-- INFORMATION SHOWN --
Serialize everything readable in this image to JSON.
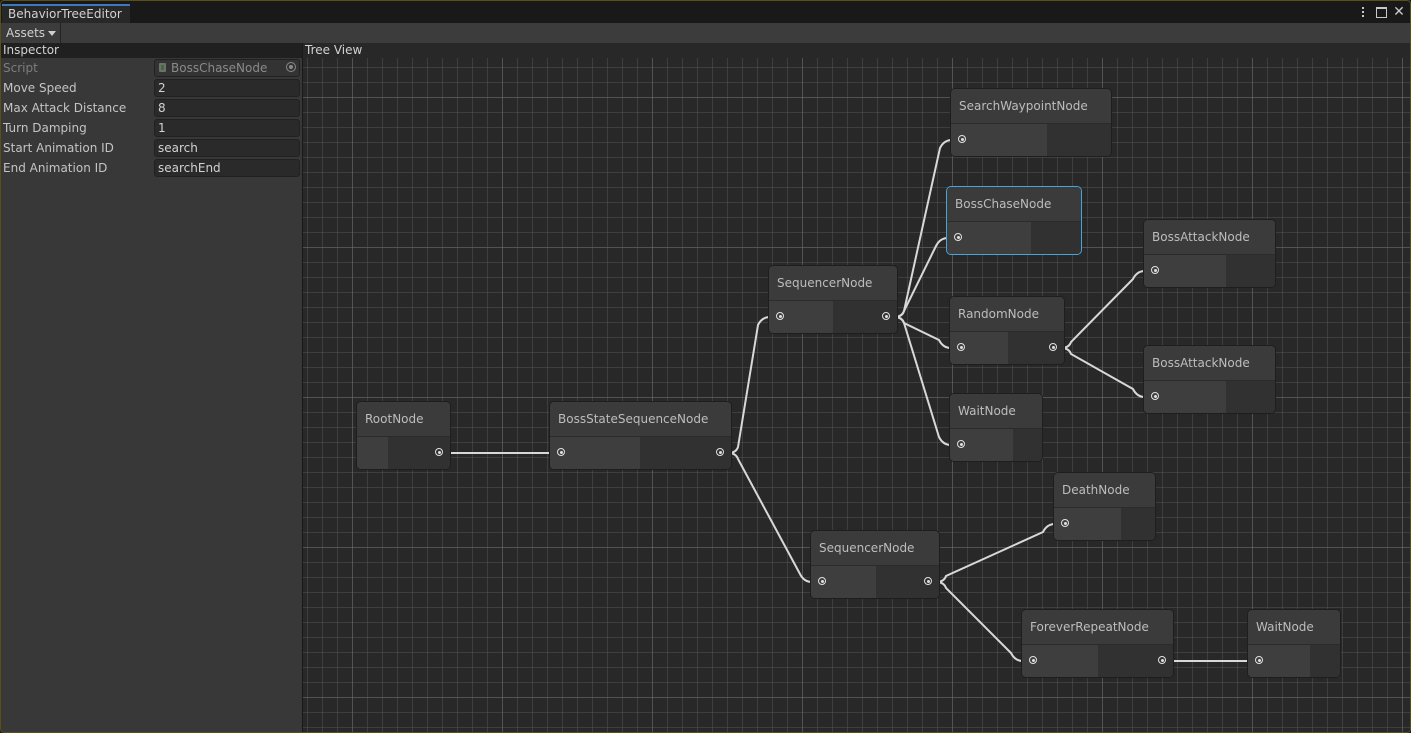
{
  "window": {
    "tab_title": "BehaviorTreeEditor",
    "controls": [
      "more-options",
      "maximize",
      "close"
    ]
  },
  "toolbar": {
    "assets_label": "Assets"
  },
  "inspector": {
    "title": "Inspector",
    "script": {
      "label": "Script",
      "value": "BossChaseNode"
    },
    "properties": [
      {
        "label": "Move Speed",
        "value": "2"
      },
      {
        "label": "Max Attack Distance",
        "value": "8"
      },
      {
        "label": "Turn Damping",
        "value": "1"
      },
      {
        "label": "Start Animation ID",
        "value": "search"
      },
      {
        "label": "End Animation ID",
        "value": "searchEnd"
      }
    ]
  },
  "tree_view": {
    "title": "Tree View",
    "selected_node": "boss-chase",
    "nodes": [
      {
        "id": "root",
        "title": "RootNode",
        "has_input": false,
        "has_output": true
      },
      {
        "id": "boss-state-seq",
        "title": "BossStateSequenceNode",
        "has_input": true,
        "has_output": true
      },
      {
        "id": "seq-top",
        "title": "SequencerNode",
        "has_input": true,
        "has_output": true
      },
      {
        "id": "search-waypoint",
        "title": "SearchWaypointNode",
        "has_input": true,
        "has_output": false
      },
      {
        "id": "boss-chase",
        "title": "BossChaseNode",
        "has_input": true,
        "has_output": false
      },
      {
        "id": "random",
        "title": "RandomNode",
        "has_input": true,
        "has_output": true
      },
      {
        "id": "wait-top",
        "title": "WaitNode",
        "has_input": true,
        "has_output": false
      },
      {
        "id": "boss-attack-1",
        "title": "BossAttackNode",
        "has_input": true,
        "has_output": false
      },
      {
        "id": "boss-attack-2",
        "title": "BossAttackNode",
        "has_input": true,
        "has_output": false
      },
      {
        "id": "seq-bottom",
        "title": "SequencerNode",
        "has_input": true,
        "has_output": true
      },
      {
        "id": "death",
        "title": "DeathNode",
        "has_input": true,
        "has_output": false
      },
      {
        "id": "forever-repeat",
        "title": "ForeverRepeatNode",
        "has_input": true,
        "has_output": true
      },
      {
        "id": "wait-bottom",
        "title": "WaitNode",
        "has_input": true,
        "has_output": false
      }
    ],
    "edges": [
      [
        "root",
        "boss-state-seq"
      ],
      [
        "boss-state-seq",
        "seq-top"
      ],
      [
        "boss-state-seq",
        "seq-bottom"
      ],
      [
        "seq-top",
        "search-waypoint"
      ],
      [
        "seq-top",
        "boss-chase"
      ],
      [
        "seq-top",
        "random"
      ],
      [
        "seq-top",
        "wait-top"
      ],
      [
        "random",
        "boss-attack-1"
      ],
      [
        "random",
        "boss-attack-2"
      ],
      [
        "seq-bottom",
        "death"
      ],
      [
        "seq-bottom",
        "forever-repeat"
      ],
      [
        "forever-repeat",
        "wait-bottom"
      ]
    ],
    "colors": {
      "selection": "#44a6dd",
      "edge": "#d8d8d8"
    }
  }
}
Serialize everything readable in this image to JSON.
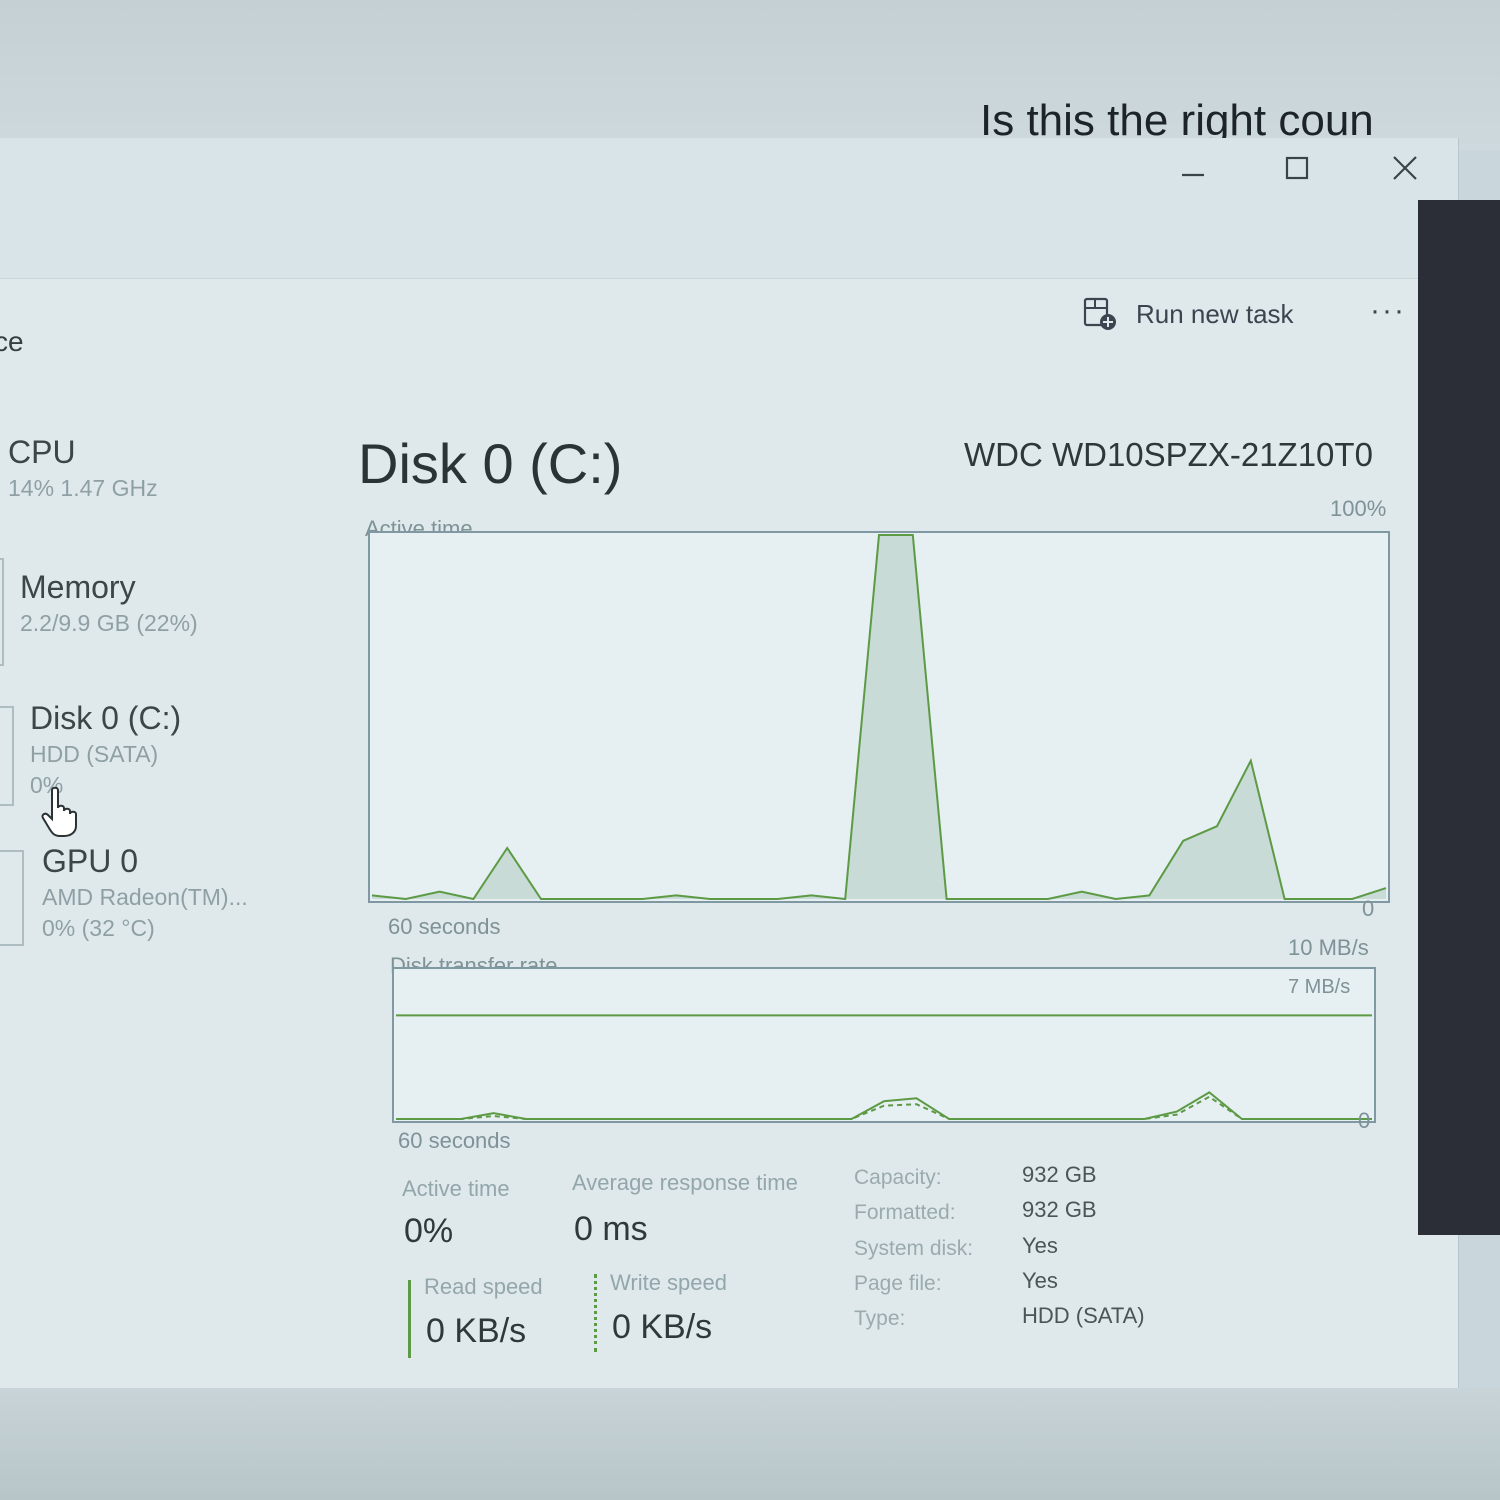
{
  "background": {
    "prompt_text": "Is this the right coun"
  },
  "window": {
    "controls": {
      "minimize": "—",
      "maximize": "☐",
      "close": "✕"
    },
    "page_label_fragment": "ce",
    "toolbar": {
      "run_new_task_label": "Run new task",
      "more_label": "···"
    }
  },
  "sidebar": {
    "items": [
      {
        "name": "CPU",
        "sub1": "14% 1.47 GHz"
      },
      {
        "name": "Memory",
        "sub1": "2.2/9.9 GB (22%)"
      },
      {
        "name": "Disk 0 (C:)",
        "sub1": "HDD (SATA)",
        "sub2": "0%"
      },
      {
        "name": "GPU 0",
        "sub1": "AMD Radeon(TM)...",
        "sub2": "0% (32 °C)"
      }
    ]
  },
  "detail": {
    "title": "Disk 0 (C:)",
    "model": "WDC WD10SPZX-21Z10T0",
    "active_chart": {
      "label": "Active time",
      "max_label": "100%",
      "min_label": "0",
      "time_label": "60 seconds"
    },
    "transfer_chart": {
      "label": "Disk transfer rate",
      "max_label": "10 MB/s",
      "line_label": "7 MB/s",
      "min_label": "0",
      "time_label": "60 seconds"
    },
    "stats": {
      "active_time_label": "Active time",
      "active_time_value": "0%",
      "avg_response_label": "Average response time",
      "avg_response_value": "0 ms",
      "read_speed_label": "Read speed",
      "read_speed_value": "0 KB/s",
      "write_speed_label": "Write speed",
      "write_speed_value": "0 KB/s"
    },
    "info": [
      {
        "key": "Capacity:",
        "value": "932 GB"
      },
      {
        "key": "Formatted:",
        "value": "932 GB"
      },
      {
        "key": "System disk:",
        "value": "Yes"
      },
      {
        "key": "Page file:",
        "value": "Yes"
      },
      {
        "key": "Type:",
        "value": "HDD (SATA)"
      }
    ]
  },
  "colors": {
    "graph_line": "#5d9a45",
    "graph_fill": "#c9dbd6",
    "graph_border": "#7f98a2"
  },
  "chart_data": [
    {
      "type": "area",
      "title": "Active time",
      "xlabel": "60 seconds",
      "ylim": [
        0,
        100
      ],
      "x": [
        0,
        2,
        4,
        6,
        8,
        10,
        12,
        14,
        16,
        18,
        20,
        22,
        24,
        26,
        28,
        30,
        32,
        34,
        36,
        38,
        40,
        42,
        44,
        46,
        48,
        50,
        52,
        54,
        56,
        58,
        60
      ],
      "series": [
        {
          "values": [
            1,
            0,
            2,
            0,
            14,
            0,
            0,
            0,
            0,
            1,
            0,
            0,
            0,
            1,
            0,
            100,
            100,
            0,
            0,
            0,
            0,
            2,
            0,
            1,
            16,
            20,
            38,
            0,
            0,
            0,
            3
          ]
        }
      ]
    },
    {
      "type": "line",
      "title": "Disk transfer rate",
      "xlabel": "60 seconds",
      "ylim": [
        0,
        10
      ],
      "reference_line": 7,
      "x": [
        0,
        2,
        4,
        6,
        8,
        10,
        12,
        14,
        16,
        18,
        20,
        22,
        24,
        26,
        28,
        30,
        32,
        34,
        36,
        38,
        40,
        42,
        44,
        46,
        48,
        50,
        52,
        54,
        56,
        58,
        60
      ],
      "series": [
        {
          "values": [
            0,
            0,
            0,
            0.4,
            0,
            0,
            0,
            0,
            0,
            0,
            0,
            0,
            0,
            0,
            0,
            1.2,
            1.4,
            0,
            0,
            0,
            0,
            0,
            0,
            0,
            0.5,
            1.8,
            0,
            0,
            0,
            0,
            0
          ]
        },
        {
          "values": [
            0,
            0,
            0,
            0.2,
            0,
            0,
            0,
            0,
            0,
            0,
            0,
            0,
            0,
            0,
            0,
            0.9,
            1.0,
            0,
            0,
            0,
            0,
            0,
            0,
            0,
            0.3,
            1.5,
            0,
            0,
            0,
            0,
            0
          ]
        }
      ]
    }
  ]
}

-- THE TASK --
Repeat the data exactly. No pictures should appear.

-- WRITTEN REPLY --
Serialize everything readable in this image to JSON.
{
  "window": {
    "tab_title": "BehaviorTreeEditor",
    "controls": [
      "more-options",
      "maximize",
      "close"
    ]
  },
  "toolbar": {
    "assets_label": "Assets"
  },
  "inspector": {
    "title": "Inspector",
    "script": {
      "label": "Script",
      "value": "BossChaseNode"
    },
    "properties": [
      {
        "label": "Move Speed",
        "value": "2"
      },
      {
        "label": "Max Attack Distance",
        "value": "8"
      },
      {
        "label": "Turn Damping",
        "value": "1"
      },
      {
        "label": "Start Animation ID",
        "value": "search"
      },
      {
        "label": "End Animation ID",
        "value": "searchEnd"
      }
    ]
  },
  "tree_view": {
    "title": "Tree View",
    "selected_node": "boss-chase",
    "nodes": [
      {
        "id": "root",
        "title": "RootNode",
        "has_input": false,
        "has_output": true
      },
      {
        "id": "boss-state-seq",
        "title": "BossStateSequenceNode",
        "has_input": true,
        "has_output": true
      },
      {
        "id": "seq-top",
        "title": "SequencerNode",
        "has_input": true,
        "has_output": true
      },
      {
        "id": "search-waypoint",
        "title": "SearchWaypointNode",
        "has_input": true,
        "has_output": false
      },
      {
        "id": "boss-chase",
        "title": "BossChaseNode",
        "has_input": true,
        "has_output": false
      },
      {
        "id": "random",
        "title": "RandomNode",
        "has_input": true,
        "has_output": true
      },
      {
        "id": "wait-top",
        "title": "WaitNode",
        "has_input": true,
        "has_output": false
      },
      {
        "id": "boss-attack-1",
        "title": "BossAttackNode",
        "has_input": true,
        "has_output": false
      },
      {
        "id": "boss-attack-2",
        "title": "BossAttackNode",
        "has_input": true,
        "has_output": false
      },
      {
        "id": "seq-bottom",
        "title": "SequencerNode",
        "has_input": true,
        "has_output": true
      },
      {
        "id": "death",
        "title": "DeathNode",
        "has_input": true,
        "has_output": false
      },
      {
        "id": "forever-repeat",
        "title": "ForeverRepeatNode",
        "has_input": true,
        "has_output": true
      },
      {
        "id": "wait-bottom",
        "title": "WaitNode",
        "has_input": true,
        "has_output": false
      }
    ],
    "edges": [
      [
        "root",
        "boss-state-seq"
      ],
      [
        "boss-state-seq",
        "seq-top"
      ],
      [
        "boss-state-seq",
        "seq-bottom"
      ],
      [
        "seq-top",
        "search-waypoint"
      ],
      [
        "seq-top",
        "boss-chase"
      ],
      [
        "seq-top",
        "random"
      ],
      [
        "seq-top",
        "wait-top"
      ],
      [
        "random",
        "boss-attack-1"
      ],
      [
        "random",
        "boss-attack-2"
      ],
      [
        "seq-bottom",
        "death"
      ],
      [
        "seq-bottom",
        "forever-repeat"
      ],
      [
        "forever-repeat",
        "wait-bottom"
      ]
    ],
    "colors": {
      "selection": "#44a6dd",
      "edge": "#d8d8d8"
    }
  }
}
Serialize everything readable in this image to JSON.
{
  "background": {
    "prompt_text": "Is this the right coun"
  },
  "window": {
    "controls": {
      "minimize": "—",
      "maximize": "☐",
      "close": "✕"
    },
    "page_label_fragment": "ce",
    "toolbar": {
      "run_new_task_label": "Run new task",
      "more_label": "···"
    }
  },
  "sidebar": {
    "items": [
      {
        "name": "CPU",
        "sub1": "14% 1.47 GHz"
      },
      {
        "name": "Memory",
        "sub1": "2.2/9.9 GB (22%)"
      },
      {
        "name": "Disk 0 (C:)",
        "sub1": "HDD (SATA)",
        "sub2": "0%"
      },
      {
        "name": "GPU 0",
        "sub1": "AMD Radeon(TM)...",
        "sub2": "0% (32 °C)"
      }
    ]
  },
  "detail": {
    "title": "Disk 0 (C:)",
    "model": "WDC WD10SPZX-21Z10T0",
    "active_chart": {
      "label": "Active time",
      "max_label": "100%",
      "min_label": "0",
      "time_label": "60 seconds"
    },
    "transfer_chart": {
      "label": "Disk transfer rate",
      "max_label": "10 MB/s",
      "line_label": "7 MB/s",
      "min_label": "0",
      "time_label": "60 seconds"
    },
    "stats": {
      "active_time_label": "Active time",
      "active_time_value": "0%",
      "avg_response_label": "Average response time",
      "avg_response_value": "0 ms",
      "read_speed_label": "Read speed",
      "read_speed_value": "0 KB/s",
      "write_speed_label": "Write speed",
      "write_speed_value": "0 KB/s"
    },
    "info": [
      {
        "key": "Capacity:",
        "value": "932 GB"
      },
      {
        "key": "Formatted:",
        "value": "932 GB"
      },
      {
        "key": "System disk:",
        "value": "Yes"
      },
      {
        "key": "Page file:",
        "value": "Yes"
      },
      {
        "key": "Type:",
        "value": "HDD (SATA)"
      }
    ]
  },
  "colors": {
    "graph_line": "#5d9a45",
    "graph_fill": "#c9dbd6",
    "graph_border": "#7f98a2"
  },
  "chart_data": [
    {
      "type": "area",
      "title": "Active time",
      "xlabel": "60 seconds",
      "ylim": [
        0,
        100
      ],
      "x": [
        0,
        2,
        4,
        6,
        8,
        10,
        12,
        14,
        16,
        18,
        20,
        22,
        24,
        26,
        28,
        30,
        32,
        34,
        36,
        38,
        40,
        42,
        44,
        46,
        48,
        50,
        52,
        54,
        56,
        58,
        60
      ],
      "series": [
        {
          "values": [
            1,
            0,
            2,
            0,
            14,
            0,
            0,
            0,
            0,
            1,
            0,
            0,
            0,
            1,
            0,
            100,
            100,
            0,
            0,
            0,
            0,
            2,
            0,
            1,
            16,
            20,
            38,
            0,
            0,
            0,
            3
          ]
        }
      ]
    },
    {
      "type": "line",
      "title": "Disk transfer rate",
      "xlabel": "60 seconds",
      "ylim": [
        0,
        10
      ],
      "reference_line": 7,
      "x": [
        0,
        2,
        4,
        6,
        8,
        10,
        12,
        14,
        16,
        18,
        20,
        22,
        24,
        26,
        28,
        30,
        32,
        34,
        36,
        38,
        40,
        42,
        44,
        46,
        48,
        50,
        52,
        54,
        56,
        58,
        60
      ],
      "series": [
        {
          "values": [
            0,
            0,
            0,
            0.4,
            0,
            0,
            0,
            0,
            0,
            0,
            0,
            0,
            0,
            0,
            0,
            1.2,
            1.4,
            0,
            0,
            0,
            0,
            0,
            0,
            0,
            0.5,
            1.8,
            0,
            0,
            0,
            0,
            0
          ]
        },
        {
          "values": [
            0,
            0,
            0,
            0.2,
            0,
            0,
            0,
            0,
            0,
            0,
            0,
            0,
            0,
            0,
            0,
            0.9,
            1.0,
            0,
            0,
            0,
            0,
            0,
            0,
            0,
            0.3,
            1.5,
            0,
            0,
            0,
            0,
            0
          ]
        }
      ]
    }
  ]
}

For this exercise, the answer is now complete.